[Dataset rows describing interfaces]
..............................

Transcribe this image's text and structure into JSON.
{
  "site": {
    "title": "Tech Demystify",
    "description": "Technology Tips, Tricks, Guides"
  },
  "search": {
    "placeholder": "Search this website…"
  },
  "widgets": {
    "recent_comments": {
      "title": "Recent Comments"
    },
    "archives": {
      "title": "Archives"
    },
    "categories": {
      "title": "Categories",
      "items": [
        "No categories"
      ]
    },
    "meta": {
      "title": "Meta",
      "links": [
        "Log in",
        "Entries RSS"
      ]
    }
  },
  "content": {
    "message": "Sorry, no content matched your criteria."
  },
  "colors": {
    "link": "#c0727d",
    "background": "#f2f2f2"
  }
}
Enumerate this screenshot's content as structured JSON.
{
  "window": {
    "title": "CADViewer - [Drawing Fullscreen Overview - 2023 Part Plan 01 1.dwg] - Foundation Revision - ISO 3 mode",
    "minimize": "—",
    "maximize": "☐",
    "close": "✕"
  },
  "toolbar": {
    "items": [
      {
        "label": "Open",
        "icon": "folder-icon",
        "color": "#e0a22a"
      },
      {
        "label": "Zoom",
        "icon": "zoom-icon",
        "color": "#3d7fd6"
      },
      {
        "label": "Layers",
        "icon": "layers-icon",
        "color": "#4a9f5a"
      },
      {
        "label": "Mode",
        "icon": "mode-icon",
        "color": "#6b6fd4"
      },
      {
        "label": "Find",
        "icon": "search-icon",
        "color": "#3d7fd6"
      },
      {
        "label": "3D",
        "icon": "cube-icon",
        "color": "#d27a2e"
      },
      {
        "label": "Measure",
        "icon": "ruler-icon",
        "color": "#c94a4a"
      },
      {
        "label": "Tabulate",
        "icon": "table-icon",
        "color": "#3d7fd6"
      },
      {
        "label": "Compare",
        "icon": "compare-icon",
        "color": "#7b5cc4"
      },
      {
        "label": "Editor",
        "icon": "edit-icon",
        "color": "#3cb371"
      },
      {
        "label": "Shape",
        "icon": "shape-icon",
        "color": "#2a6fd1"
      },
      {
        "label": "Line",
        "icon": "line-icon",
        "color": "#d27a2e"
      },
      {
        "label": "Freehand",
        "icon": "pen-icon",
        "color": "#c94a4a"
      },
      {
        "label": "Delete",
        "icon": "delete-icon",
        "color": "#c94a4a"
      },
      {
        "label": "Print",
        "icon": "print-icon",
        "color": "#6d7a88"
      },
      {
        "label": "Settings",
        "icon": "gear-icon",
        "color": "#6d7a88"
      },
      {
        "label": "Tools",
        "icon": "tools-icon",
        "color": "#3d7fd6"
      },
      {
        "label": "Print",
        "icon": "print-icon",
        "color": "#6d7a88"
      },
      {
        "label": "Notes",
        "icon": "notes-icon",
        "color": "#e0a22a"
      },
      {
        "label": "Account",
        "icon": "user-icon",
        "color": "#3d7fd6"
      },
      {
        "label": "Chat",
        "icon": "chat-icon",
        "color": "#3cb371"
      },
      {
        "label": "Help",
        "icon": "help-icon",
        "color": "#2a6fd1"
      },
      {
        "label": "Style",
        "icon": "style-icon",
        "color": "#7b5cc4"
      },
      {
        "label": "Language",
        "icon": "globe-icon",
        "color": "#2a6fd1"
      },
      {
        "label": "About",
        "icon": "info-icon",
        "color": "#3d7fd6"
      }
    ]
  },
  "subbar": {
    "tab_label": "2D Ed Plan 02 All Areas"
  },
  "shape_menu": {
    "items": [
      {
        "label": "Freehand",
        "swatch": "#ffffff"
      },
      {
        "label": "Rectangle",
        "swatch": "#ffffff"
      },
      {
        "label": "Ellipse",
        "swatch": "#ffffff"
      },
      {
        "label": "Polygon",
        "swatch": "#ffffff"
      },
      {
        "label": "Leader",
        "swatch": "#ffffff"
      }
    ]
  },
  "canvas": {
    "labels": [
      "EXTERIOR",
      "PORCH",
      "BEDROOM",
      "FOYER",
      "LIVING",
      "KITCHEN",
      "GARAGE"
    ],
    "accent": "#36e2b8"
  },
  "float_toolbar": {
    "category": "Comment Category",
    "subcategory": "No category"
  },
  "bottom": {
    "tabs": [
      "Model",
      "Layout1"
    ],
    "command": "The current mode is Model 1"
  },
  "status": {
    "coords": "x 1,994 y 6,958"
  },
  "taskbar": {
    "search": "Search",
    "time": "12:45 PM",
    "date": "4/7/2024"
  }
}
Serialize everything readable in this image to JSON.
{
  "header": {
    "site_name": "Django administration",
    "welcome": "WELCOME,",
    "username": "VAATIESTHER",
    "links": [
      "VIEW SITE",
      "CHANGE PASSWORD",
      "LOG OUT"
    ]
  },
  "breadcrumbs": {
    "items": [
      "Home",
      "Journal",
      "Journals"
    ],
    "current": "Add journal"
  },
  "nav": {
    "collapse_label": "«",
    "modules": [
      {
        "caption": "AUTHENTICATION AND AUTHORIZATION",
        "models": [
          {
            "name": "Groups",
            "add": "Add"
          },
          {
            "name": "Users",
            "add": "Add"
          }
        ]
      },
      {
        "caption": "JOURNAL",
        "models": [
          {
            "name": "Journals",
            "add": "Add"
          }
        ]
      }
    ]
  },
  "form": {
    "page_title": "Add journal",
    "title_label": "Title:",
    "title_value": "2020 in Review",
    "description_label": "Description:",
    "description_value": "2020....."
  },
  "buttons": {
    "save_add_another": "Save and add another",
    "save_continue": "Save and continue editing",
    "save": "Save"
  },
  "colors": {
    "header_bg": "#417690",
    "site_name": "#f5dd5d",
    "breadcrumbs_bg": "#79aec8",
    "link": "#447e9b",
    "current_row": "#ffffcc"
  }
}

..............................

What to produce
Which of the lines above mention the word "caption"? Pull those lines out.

Solution to the exercise
        "caption": "AUTHENTICATION AND AUTHORIZATION",
        "caption": "JOURNAL",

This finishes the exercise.